With its history dating back to 7000 BC, Lebanon is one of the world’s oldest winemaking regions. In biblical times, the wine connection with Lebanon was nothing short of a miracle. In fact, the Gospel of John story about Jesus changing water into wine supposedly happened in Cana, located in southern Lebanon. Modern winemaking in Lebanon dates to 1857 when French Jesuit missionaries from Algeria planted grapes in the Bekaa Valley and introduced new viticultural methods. Civil war from 1975 to 1991 curtailed the wine industry, but Lebanon achieved peace in 1992 and since then, its economy has flourished.
Looked along the Mediterranean Sea and north of Israel, Lebanon is about the size of Connecticut. The fertile central and eastern Bekaa Valley, where 80 percent of Lebanese wines are produced, is a high plateau 3,000 feet above sea level. The northern Batroun region is hilly with limestone ridges ranging between 1,000 to 3,000 feet. To the west and south of Batroun in Mount Lebanon and Jezzine, altitudes can rise to 6,000 feet with some mountain peaks permanently capped in snow.
“Most Lebanese wines come from the high altitude vineyards of the Bekaa Valley where hot dry days and brisk cool nights enable the grapes to develop thick skins and ripe flavors while hanging on to their refreshing acidity. These are not ‘shy wines.’ Rather, they are wines of structure, depth, and weight,” notes Wine Educator May Matta Aliah of In the Grape, who was born and raised in Beirut.
International varietals dominate; Cabernet Sauvignon is the most widely planted grape. Other reds include Syrah, Cinsault, Merlot, Carignan, Grenache, Mourvedre, and Tempranillo. Whites also include international varietals like Sauvignon Blanc, Viognier, Chardonnay, Muscat, Sémillon. There are some interesting indigenous white varietals, usually but not always used for blending. Merweh, which is closely related to Sémillon, and Obaideh (or Obeidi) which is used to make Arak, a Lebanese eau de vie made with distilled wine and anise.
Where to begin tasting?
For a starter white, May suggests Domaine des Tourelles Bekaa White. “This is Lebanon’s oldest commercial winery but with a young and dynamic team in charge today. Organically grown grapes are handpicked in the cooler evening temps and brought to the winery where the fermentation is completely natural. The wine is a blend of Viognier, Chardonnay, Muscat and Obeideh, one of Lebanon’s only native white grapes. This is a wonderfully aromatic white, but with enough weight and richness to carry a wide range of foods.” (suggested retail: $15.00)

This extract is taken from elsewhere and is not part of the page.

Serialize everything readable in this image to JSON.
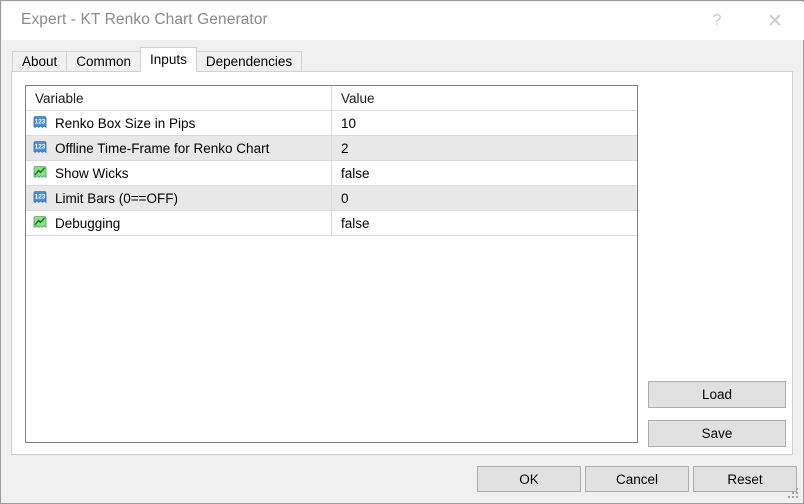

For red, May recommends starting with Chateau Musar Jeune Red, a winery that put Lebanese wines on the map. “This unoaked wine is a blend of old-vine Cinsault with lesser amounts of Syrah, and Cabernet Sauvignon from organically farmed vineyards. Typical of the red wines of the Bekaa, this wine boasts a deep color with a compelling nose of ripe black fruit, hints of dry Mediterranean mountain herbs and licorice. Rich and dense on this palate with ripe tannins, this wine pairs well with a wider range of food but can also easily be enjoyed on its own.” (suggested retail: $16.00)
Five Lebanese wine producers to try
IXSIR: The name is Arabic for “elixir.” Vineyards at 5,900 feet are the highest in the Northern Hemisphere. The winery has also won architecture and design awards. (Misa Imports)
Chateau Ksara: Established in 1857 and founded by a Jesuit priest, this is Lebanon’s oldest winery. (Opici)
Chateau Musar: One of the most well-known Lebanese wines, the winery is based in Mt. Lebanon but most of the vineyards are in the Bekaa Valley. (Broadbent Selections)
Domaine des Tourelles: Lebanon’s oldest commercial winery. Proprietor Faouzi Issa is a young hotshot in the country. (VOS Selections)
Chateau Belle-Vue: High altitude organic vineyards producing elegant Bordeaux style wines. (Vias Imports)